» Work required:
Whatever the records hold, copy it exactly and completely.

Interface dataset entries
⁂
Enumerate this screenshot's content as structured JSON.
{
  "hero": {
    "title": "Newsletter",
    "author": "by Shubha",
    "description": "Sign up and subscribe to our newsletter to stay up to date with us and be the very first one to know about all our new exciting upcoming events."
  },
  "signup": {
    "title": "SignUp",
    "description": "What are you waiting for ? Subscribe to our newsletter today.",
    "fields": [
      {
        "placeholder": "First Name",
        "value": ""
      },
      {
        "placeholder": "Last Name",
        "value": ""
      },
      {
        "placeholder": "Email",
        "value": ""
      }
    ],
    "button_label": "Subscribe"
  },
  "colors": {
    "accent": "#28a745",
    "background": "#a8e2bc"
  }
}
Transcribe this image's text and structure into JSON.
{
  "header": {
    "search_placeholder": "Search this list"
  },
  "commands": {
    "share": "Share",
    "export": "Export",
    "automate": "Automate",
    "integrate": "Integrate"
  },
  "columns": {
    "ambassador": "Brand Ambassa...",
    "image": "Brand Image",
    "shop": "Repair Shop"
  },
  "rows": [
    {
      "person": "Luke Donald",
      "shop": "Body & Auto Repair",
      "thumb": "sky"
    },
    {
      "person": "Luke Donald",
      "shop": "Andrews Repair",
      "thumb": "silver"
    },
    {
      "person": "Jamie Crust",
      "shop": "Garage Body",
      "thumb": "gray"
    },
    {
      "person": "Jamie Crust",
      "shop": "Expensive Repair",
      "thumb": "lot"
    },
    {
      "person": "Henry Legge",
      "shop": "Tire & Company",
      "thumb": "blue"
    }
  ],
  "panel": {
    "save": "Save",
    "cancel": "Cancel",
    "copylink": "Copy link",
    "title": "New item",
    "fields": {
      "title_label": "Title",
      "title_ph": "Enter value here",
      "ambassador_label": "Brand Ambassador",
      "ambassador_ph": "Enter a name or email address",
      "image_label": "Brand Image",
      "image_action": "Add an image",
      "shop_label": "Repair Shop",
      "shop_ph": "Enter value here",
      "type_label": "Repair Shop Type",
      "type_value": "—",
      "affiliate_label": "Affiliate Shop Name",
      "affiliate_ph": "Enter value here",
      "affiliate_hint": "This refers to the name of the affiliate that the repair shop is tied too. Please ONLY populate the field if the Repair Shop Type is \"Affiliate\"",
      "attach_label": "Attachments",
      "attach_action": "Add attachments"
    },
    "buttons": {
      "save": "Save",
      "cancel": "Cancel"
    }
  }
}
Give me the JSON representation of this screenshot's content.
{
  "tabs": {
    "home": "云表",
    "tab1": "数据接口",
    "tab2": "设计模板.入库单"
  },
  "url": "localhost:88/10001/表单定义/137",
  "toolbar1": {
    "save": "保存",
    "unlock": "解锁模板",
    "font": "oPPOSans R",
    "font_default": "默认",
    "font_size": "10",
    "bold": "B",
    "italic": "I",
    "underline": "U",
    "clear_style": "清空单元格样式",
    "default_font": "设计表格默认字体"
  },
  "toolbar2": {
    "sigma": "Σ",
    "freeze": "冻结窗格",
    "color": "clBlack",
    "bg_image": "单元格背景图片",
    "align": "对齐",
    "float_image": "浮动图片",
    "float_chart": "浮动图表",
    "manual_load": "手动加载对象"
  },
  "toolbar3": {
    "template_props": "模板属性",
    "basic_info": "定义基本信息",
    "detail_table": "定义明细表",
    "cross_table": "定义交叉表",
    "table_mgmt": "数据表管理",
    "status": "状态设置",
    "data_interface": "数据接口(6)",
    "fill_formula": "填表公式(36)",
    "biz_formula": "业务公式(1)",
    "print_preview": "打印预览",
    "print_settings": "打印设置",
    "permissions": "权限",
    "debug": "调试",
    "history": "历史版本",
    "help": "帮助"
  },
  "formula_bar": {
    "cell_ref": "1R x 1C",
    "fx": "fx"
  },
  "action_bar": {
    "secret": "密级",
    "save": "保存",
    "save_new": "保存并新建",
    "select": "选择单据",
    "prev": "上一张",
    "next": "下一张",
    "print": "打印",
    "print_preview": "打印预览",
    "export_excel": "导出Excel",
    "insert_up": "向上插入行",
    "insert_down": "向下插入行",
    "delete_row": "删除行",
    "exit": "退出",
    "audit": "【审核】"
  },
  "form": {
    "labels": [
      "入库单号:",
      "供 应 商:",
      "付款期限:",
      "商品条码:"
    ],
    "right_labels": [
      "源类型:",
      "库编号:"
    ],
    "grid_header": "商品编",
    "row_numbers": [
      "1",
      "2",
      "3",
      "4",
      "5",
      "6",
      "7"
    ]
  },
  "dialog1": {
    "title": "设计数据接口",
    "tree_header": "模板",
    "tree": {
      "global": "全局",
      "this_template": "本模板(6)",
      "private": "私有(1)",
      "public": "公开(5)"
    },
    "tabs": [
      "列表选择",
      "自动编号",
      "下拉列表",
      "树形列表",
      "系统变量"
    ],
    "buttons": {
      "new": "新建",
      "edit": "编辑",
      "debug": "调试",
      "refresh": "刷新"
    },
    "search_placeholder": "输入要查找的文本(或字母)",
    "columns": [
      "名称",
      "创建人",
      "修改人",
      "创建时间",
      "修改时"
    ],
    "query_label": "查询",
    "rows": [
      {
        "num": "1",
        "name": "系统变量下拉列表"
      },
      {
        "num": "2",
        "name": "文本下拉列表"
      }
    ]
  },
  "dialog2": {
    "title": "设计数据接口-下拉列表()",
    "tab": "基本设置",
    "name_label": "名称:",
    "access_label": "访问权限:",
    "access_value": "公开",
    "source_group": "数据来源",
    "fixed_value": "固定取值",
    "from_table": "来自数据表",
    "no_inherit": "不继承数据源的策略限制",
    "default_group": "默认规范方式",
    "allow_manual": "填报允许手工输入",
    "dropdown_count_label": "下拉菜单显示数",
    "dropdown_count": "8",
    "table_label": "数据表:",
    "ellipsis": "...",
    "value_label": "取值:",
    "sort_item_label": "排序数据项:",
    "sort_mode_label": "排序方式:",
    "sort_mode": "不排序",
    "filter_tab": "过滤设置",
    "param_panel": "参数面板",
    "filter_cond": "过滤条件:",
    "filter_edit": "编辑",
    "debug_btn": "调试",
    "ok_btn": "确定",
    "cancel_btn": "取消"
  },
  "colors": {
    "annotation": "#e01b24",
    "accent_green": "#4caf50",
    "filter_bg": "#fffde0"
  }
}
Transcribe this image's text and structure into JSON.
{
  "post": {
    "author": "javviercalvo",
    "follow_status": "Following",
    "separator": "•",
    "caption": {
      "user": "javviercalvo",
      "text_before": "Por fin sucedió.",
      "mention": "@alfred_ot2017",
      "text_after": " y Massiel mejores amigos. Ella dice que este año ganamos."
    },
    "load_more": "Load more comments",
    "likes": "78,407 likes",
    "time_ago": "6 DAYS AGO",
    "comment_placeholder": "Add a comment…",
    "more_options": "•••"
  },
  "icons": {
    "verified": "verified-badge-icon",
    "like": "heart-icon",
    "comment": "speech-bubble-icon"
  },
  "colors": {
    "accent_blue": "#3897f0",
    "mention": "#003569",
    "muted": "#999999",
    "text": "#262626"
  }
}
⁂
» Answer space:
Enumerate this screenshot's content as structured JSON.
{
  "hero": {
    "title": "Newsletter",
    "author": "by Shubha",
    "description": "Sign up and subscribe to our newsletter to stay up to date with us and be the very first one to know about all our new exciting upcoming events."
  },
  "signup": {
    "title": "SignUp",
    "description": "What are you waiting for ? Subscribe to our newsletter today.",
    "fields": [
      {
        "placeholder": "First Name",
        "value": ""
      },
      {
        "placeholder": "Last Name",
        "value": ""
      },
      {
        "placeholder": "Email",
        "value": ""
      }
    ],
    "button_label": "Subscribe"
  },
  "colors": {
    "accent": "#28a745",
    "background": "#a8e2bc"
  }
}
Transcribe this image's text and structure into JSON.
{
  "header": {
    "search_placeholder": "Search this list"
  },
  "commands": {
    "share": "Share",
    "export": "Export",
    "automate": "Automate",
    "integrate": "Integrate"
  },
  "columns": {
    "ambassador": "Brand Ambassa...",
    "image": "Brand Image",
    "shop": "Repair Shop"
  },
  "rows": [
    {
      "person": "Luke Donald",
      "shop": "Body & Auto Repair",
      "thumb": "sky"
    },
    {
      "person": "Luke Donald",
      "shop": "Andrews Repair",
      "thumb": "silver"
    },
    {
      "person": "Jamie Crust",
      "shop": "Garage Body",
      "thumb": "gray"
    },
    {
      "person": "Jamie Crust",
      "shop": "Expensive Repair",
      "thumb": "lot"
    },
    {
      "person": "Henry Legge",
      "shop": "Tire & Company",
      "thumb": "blue"
    }
  ],
  "panel": {
    "save": "Save",
    "cancel": "Cancel",
    "copylink": "Copy link",
    "title": "New item",
    "fields": {
      "title_label": "Title",
      "title_ph": "Enter value here",
      "ambassador_label": "Brand Ambassador",
      "ambassador_ph": "Enter a name or email address",
      "image_label": "Brand Image",
      "image_action": "Add an image",
      "shop_label": "Repair Shop",
      "shop_ph": "Enter value here",
      "type_label": "Repair Shop Type",
      "type_value": "—",
      "affiliate_label": "Affiliate Shop Name",
      "affiliate_ph": "Enter value here",
      "affiliate_hint": "This refers to the name of the affiliate that the repair shop is tied too. Please ONLY populate the field if the Repair Shop Type is \"Affiliate\"",
      "attach_label": "Attachments",
      "attach_action": "Add attachments"
    },
    "buttons": {
      "save": "Save",
      "cancel": "Cancel"
    }
  }
}
Give me the JSON representation of this screenshot's content.
{
  "tabs": {
    "home": "云表",
    "tab1": "数据接口",
    "tab2": "设计模板.入库单"
  },
  "url": "localhost:88/10001/表单定义/137",
  "toolbar1": {
    "save": "保存",
    "unlock": "解锁模板",
    "font": "oPPOSans R",
    "font_default": "默认",
    "font_size": "10",
    "bold": "B",
    "italic": "I",
    "underline": "U",
    "clear_style": "清空单元格样式",
    "default_font": "设计表格默认字体"
  },
  "toolbar2": {
    "sigma": "Σ",
    "freeze": "冻结窗格",
    "color": "clBlack",
    "bg_image": "单元格背景图片",
    "align": "对齐",
    "float_image": "浮动图片",
    "float_chart": "浮动图表",
    "manual_load": "手动加载对象"
  },
  "toolbar3": {
    "template_props": "模板属性",
    "basic_info": "定义基本信息",
    "detail_table": "定义明细表",
    "cross_table": "定义交叉表",
    "table_mgmt": "数据表管理",
    "status": "状态设置",
    "data_interface": "数据接口(6)",
    "fill_formula": "填表公式(36)",
    "biz_formula": "业务公式(1)",
    "print_preview": "打印预览",
    "print_settings": "打印设置",
    "permissions": "权限",
    "debug": "调试",
    "history": "历史版本",
    "help": "帮助"
  },
  "formula_bar": {
    "cell_ref": "1R x 1C",
    "fx": "fx"
  },
  "action_bar": {
    "secret": "密级",
    "save": "保存",
    "save_new": "保存并新建",
    "select": "选择单据",
    "prev": "上一张",
    "next": "下一张",
    "print": "打印",
    "print_preview": "打印预览",
    "export_excel": "导出Excel",
    "insert_up": "向上插入行",
    "insert_down": "向下插入行",
    "delete_row": "删除行",
    "exit": "退出",
    "audit": "【审核】"
  },
  "form": {
    "labels": [
      "入库单号:",
      "供 应 商:",
      "付款期限:",
      "商品条码:"
    ],
    "right_labels": [
      "源类型:",
      "库编号:"
    ],
    "grid_header": "商品编",
    "row_numbers": [
      "1",
      "2",
      "3",
      "4",
      "5",
      "6",
      "7"
    ]
  },
  "dialog1": {
    "title": "设计数据接口",
    "tree_header": "模板",
    "tree": {
      "global": "全局",
      "this_template": "本模板(6)",
      "private": "私有(1)",
      "public": "公开(5)"
    },
    "tabs": [
      "列表选择",
      "自动编号",
      "下拉列表",
      "树形列表",
      "系统变量"
    ],
    "buttons": {
      "new": "新建",
      "edit": "编辑",
      "debug": "调试",
      "refresh": "刷新"
    },
    "search_placeholder": "输入要查找的文本(或字母)",
    "columns": [
      "名称",
      "创建人",
      "修改人",
      "创建时间",
      "修改时"
    ],
    "query_label": "查询",
    "rows": [
      {
        "num": "1",
        "name": "系统变量下拉列表"
      },
      {
        "num": "2",
        "name": "文本下拉列表"
      }
    ]
  },
  "dialog2": {
    "title": "设计数据接口-下拉列表()",
    "tab": "基本设置",
    "name_label": "名称:",
    "access_label": "访问权限:",
    "access_value": "公开",
    "source_group": "数据来源",
    "fixed_value": "固定取值",
    "from_table": "来自数据表",
    "no_inherit": "不继承数据源的策略限制",
    "default_group": "默认规范方式",
    "allow_manual": "填报允许手工输入",
    "dropdown_count_label": "下拉菜单显示数",
    "dropdown_count": "8",
    "table_label": "数据表:",
    "ellipsis": "...",
    "value_label": "取值:",
    "sort_item_label": "排序数据项:",
    "sort_mode_label": "排序方式:",
    "sort_mode": "不排序",
    "filter_tab": "过滤设置",
    "param_panel": "参数面板",
    "filter_cond": "过滤条件:",
    "filter_edit": "编辑",
    "debug_btn": "调试",
    "ok_btn": "确定",
    "cancel_btn": "取消"
  },
  "colors": {
    "annotation": "#e01b24",
    "accent_green": "#4caf50",
    "filter_bg": "#fffde0"
  }
}
Transcribe this image's text and structure into JSON.
{
  "post": {
    "author": "javviercalvo",
    "follow_status": "Following",
    "separator": "•",
    "caption": {
      "user": "javviercalvo",
      "text_before": "Por fin sucedió.",
      "mention": "@alfred_ot2017",
      "text_after": " y Massiel mejores amigos. Ella dice que este año ganamos."
    },
    "load_more": "Load more comments",
    "likes": "78,407 likes",
    "time_ago": "6 DAYS AGO",
    "comment_placeholder": "Add a comment…",
    "more_options": "•••"
  },
  "icons": {
    "verified": "verified-badge-icon",
    "like": "heart-icon",
    "comment": "speech-bubble-icon"
  },
  "colors": {
    "accent_blue": "#3897f0",
    "mention": "#003569",
    "muted": "#999999",
    "text": "#262626"
  }
}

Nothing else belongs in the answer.